PROBLEM DESCRIPTION => If an entry holds a picture, leave that picture out; copy everything else exactly.

*** Opening THE RECORDS ***

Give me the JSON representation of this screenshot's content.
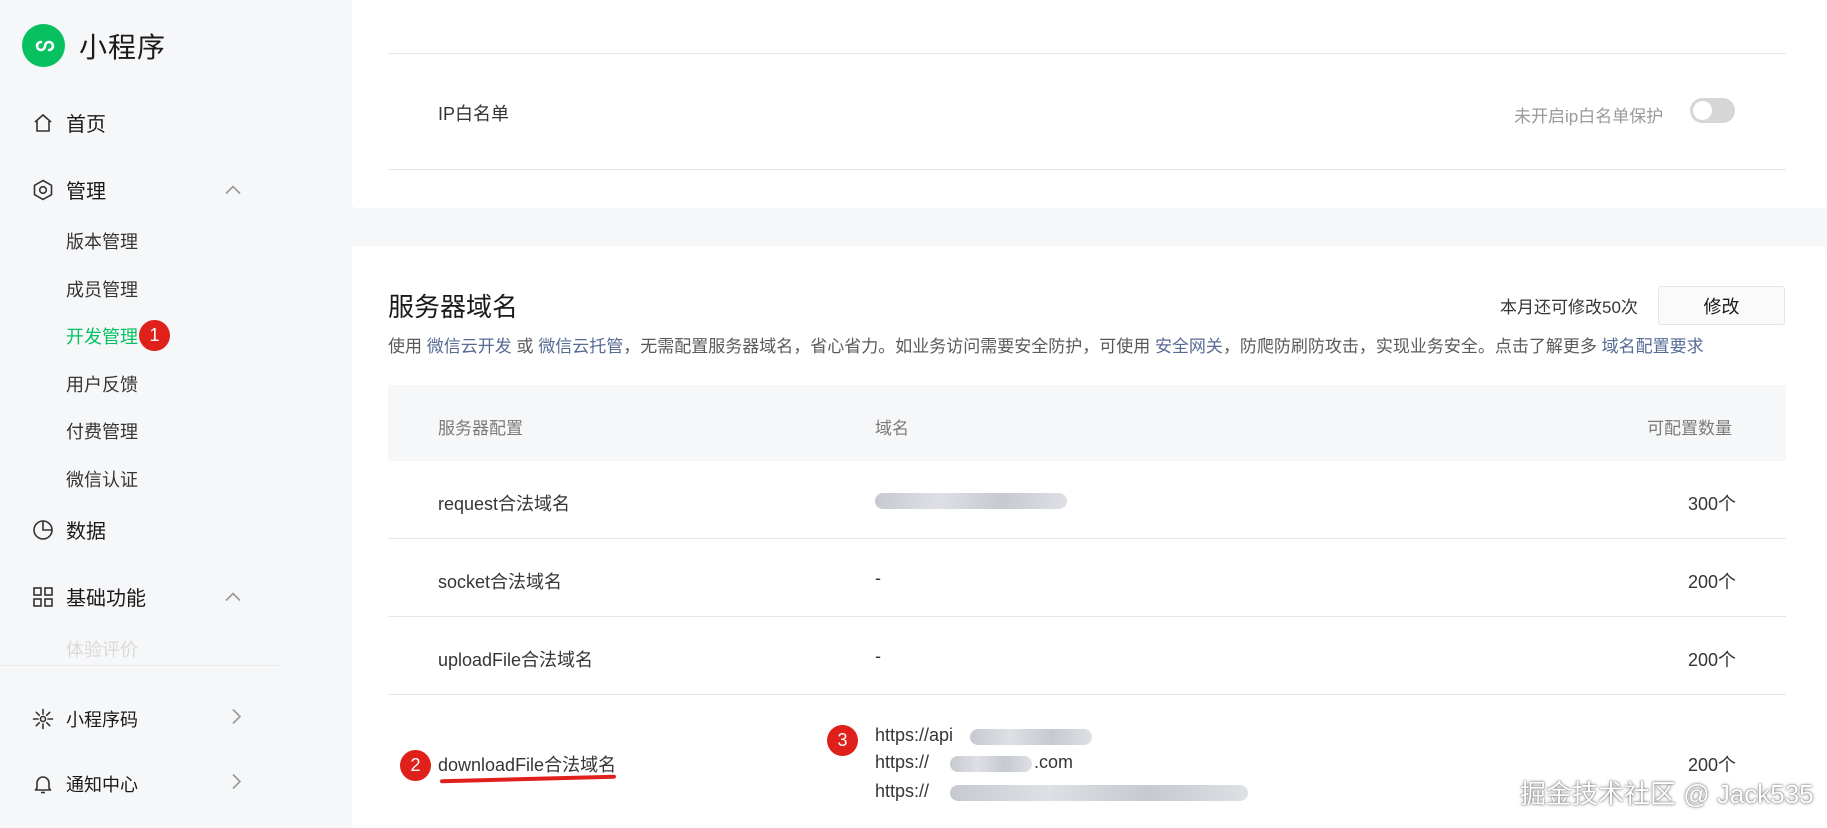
{
  "app": {
    "title": "小程序"
  },
  "sidebar": {
    "home": "首页",
    "manage": "管理",
    "manage_items": [
      "版本管理",
      "成员管理",
      "开发管理",
      "用户反馈",
      "付费管理",
      "微信认证"
    ],
    "data": "数据",
    "basic": "基础功能",
    "basic_items": [
      "体验评价"
    ],
    "qrcode": "小程序码",
    "notify": "通知中心"
  },
  "annotations": {
    "b1": "1",
    "b2": "2",
    "b3": "3"
  },
  "top_section": {
    "ip_label": "IP白名单",
    "ip_status": "未开启ip白名单保护",
    "ip_enabled": false
  },
  "server": {
    "title": "服务器域名",
    "quota": "本月还可修改50次",
    "edit": "修改",
    "desc_1": "使用",
    "link_1": "微信云开发",
    "desc_2": "或",
    "link_2": "微信云托管",
    "desc_3": "，无需配置服务器域名，省心省力。如业务访问需要安全防护，可使用",
    "link_3": "安全网关",
    "desc_4": "，防爬防刷防攻击，实现业务安全。点击了解更多",
    "link_4": "域名配置要求",
    "headers": {
      "config": "服务器配置",
      "domain": "域名",
      "count": "可配置数量"
    },
    "rows": [
      {
        "name": "request合法域名",
        "domain": "",
        "count": "300个"
      },
      {
        "name": "socket合法域名",
        "domain": "-",
        "count": "200个"
      },
      {
        "name": "uploadFile合法域名",
        "domain": "-",
        "count": "200个"
      },
      {
        "name": "downloadFile合法域名",
        "domain_lines": [
          "https://api",
          "https://",
          "https://"
        ],
        "count": "200个"
      }
    ],
    "download_domain_mid": ".com"
  },
  "watermark": "掘金技术社区 @ Jack535"
}
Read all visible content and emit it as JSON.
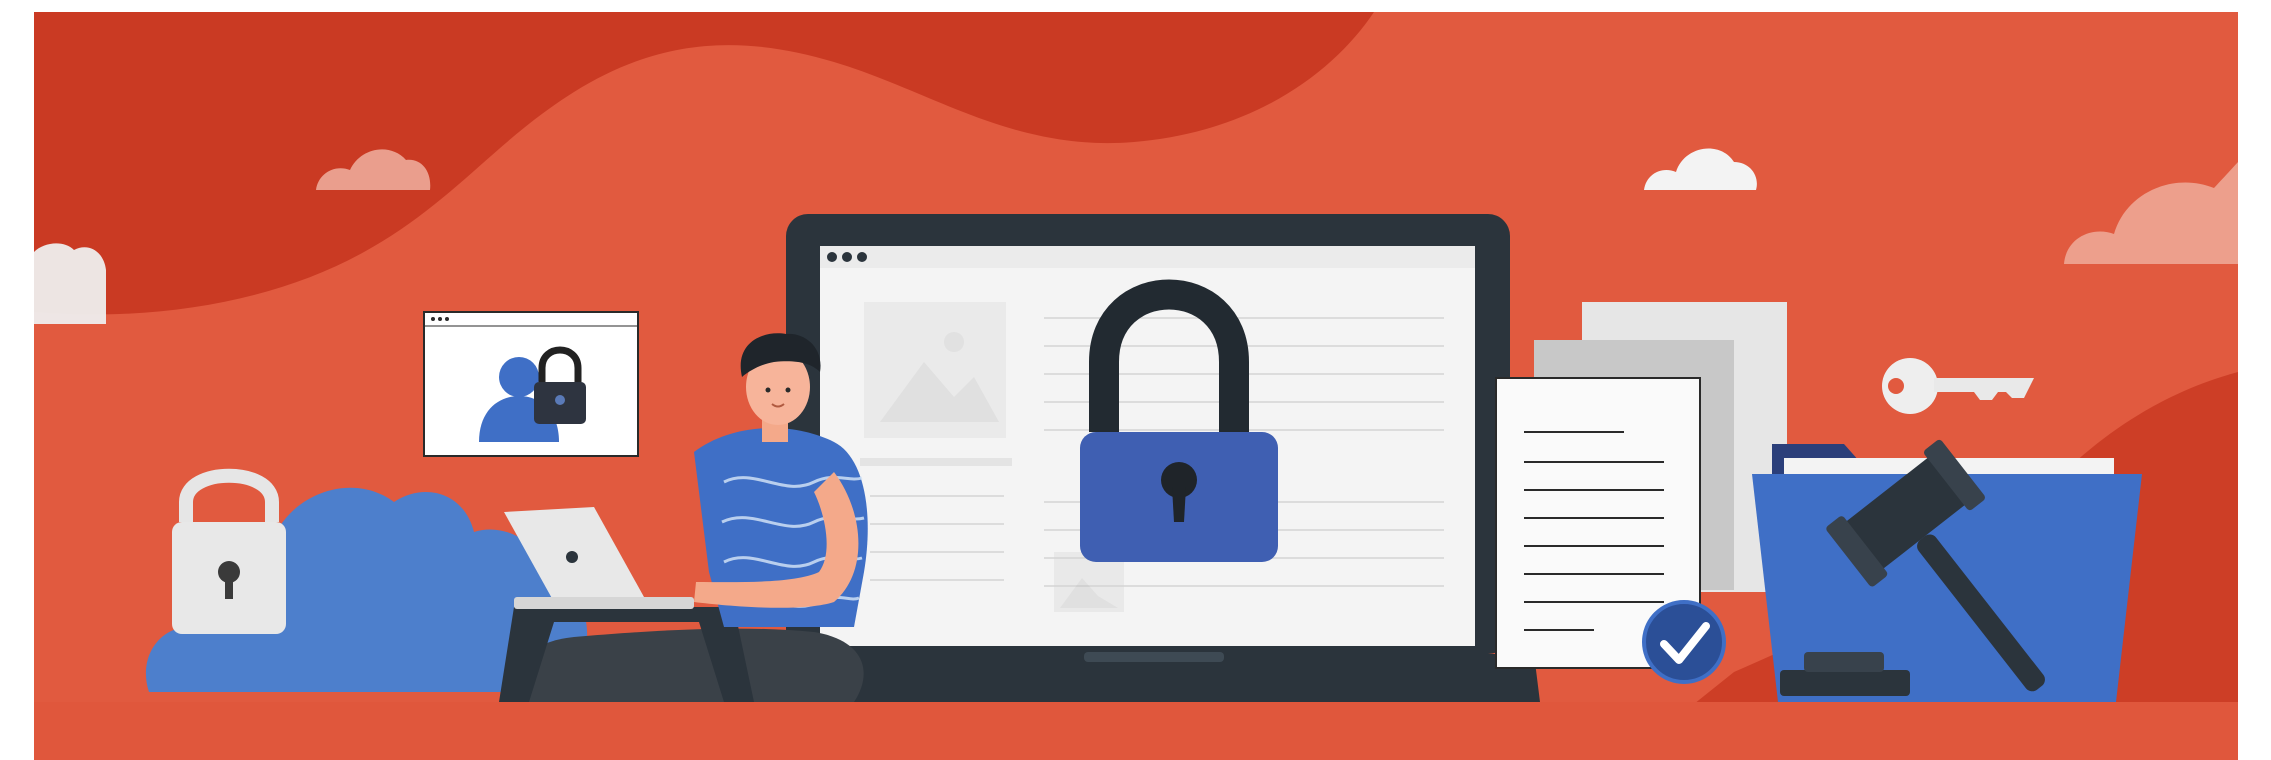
{
  "scene": {
    "name": "data-privacy-security-illustration",
    "elements": [
      "cloud-icon",
      "lock-icon",
      "profile-lock-window",
      "person-with-laptop",
      "laptop-screen-lock",
      "document-stack",
      "checkmark-badge-icon",
      "key-icon",
      "folder-icon",
      "gavel-icon"
    ]
  },
  "colors": {
    "background": "#e15a3f",
    "background_dark": "#c6351f",
    "blue": "#3f6fc6",
    "blue_dark": "#2b4f97",
    "navy": "#2b3f7a",
    "dark": "#29323a",
    "screen": "#f4f4f4",
    "cloud": "#eeeeee",
    "paper": "#f9f9f9"
  }
}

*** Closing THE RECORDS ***

RESPONSE AREA =>
Give me the JSON representation of this screenshot's content.
{
  "app": {
    "title": "小程序"
  },
  "sidebar": {
    "home": "首页",
    "manage": "管理",
    "manage_items": [
      "版本管理",
      "成员管理",
      "开发管理",
      "用户反馈",
      "付费管理",
      "微信认证"
    ],
    "data": "数据",
    "basic": "基础功能",
    "basic_items": [
      "体验评价"
    ],
    "qrcode": "小程序码",
    "notify": "通知中心"
  },
  "annotations": {
    "b1": "1",
    "b2": "2",
    "b3": "3"
  },
  "top_section": {
    "ip_label": "IP白名单",
    "ip_status": "未开启ip白名单保护",
    "ip_enabled": false
  },
  "server": {
    "title": "服务器域名",
    "quota": "本月还可修改50次",
    "edit": "修改",
    "desc_1": "使用",
    "link_1": "微信云开发",
    "desc_2": "或",
    "link_2": "微信云托管",
    "desc_3": "，无需配置服务器域名，省心省力。如业务访问需要安全防护，可使用",
    "link_3": "安全网关",
    "desc_4": "，防爬防刷防攻击，实现业务安全。点击了解更多",
    "link_4": "域名配置要求",
    "headers": {
      "config": "服务器配置",
      "domain": "域名",
      "count": "可配置数量"
    },
    "rows": [
      {
        "name": "request合法域名",
        "domain": "",
        "count": "300个"
      },
      {
        "name": "socket合法域名",
        "domain": "-",
        "count": "200个"
      },
      {
        "name": "uploadFile合法域名",
        "domain": "-",
        "count": "200个"
      },
      {
        "name": "downloadFile合法域名",
        "domain_lines": [
          "https://api",
          "https://",
          "https://"
        ],
        "count": "200个"
      }
    ],
    "download_domain_mid": ".com"
  },
  "watermark": "掘金技术社区 @ Jack535"
}
Read all visible content and emit it as JSON.
{
  "scene": {
    "name": "data-privacy-security-illustration",
    "elements": [
      "cloud-icon",
      "lock-icon",
      "profile-lock-window",
      "person-with-laptop",
      "laptop-screen-lock",
      "document-stack",
      "checkmark-badge-icon",
      "key-icon",
      "folder-icon",
      "gavel-icon"
    ]
  },
  "colors": {
    "background": "#e15a3f",
    "background_dark": "#c6351f",
    "blue": "#3f6fc6",
    "blue_dark": "#2b4f97",
    "navy": "#2b3f7a",
    "dark": "#29323a",
    "screen": "#f4f4f4",
    "cloud": "#eeeeee",
    "paper": "#f9f9f9"
  }
}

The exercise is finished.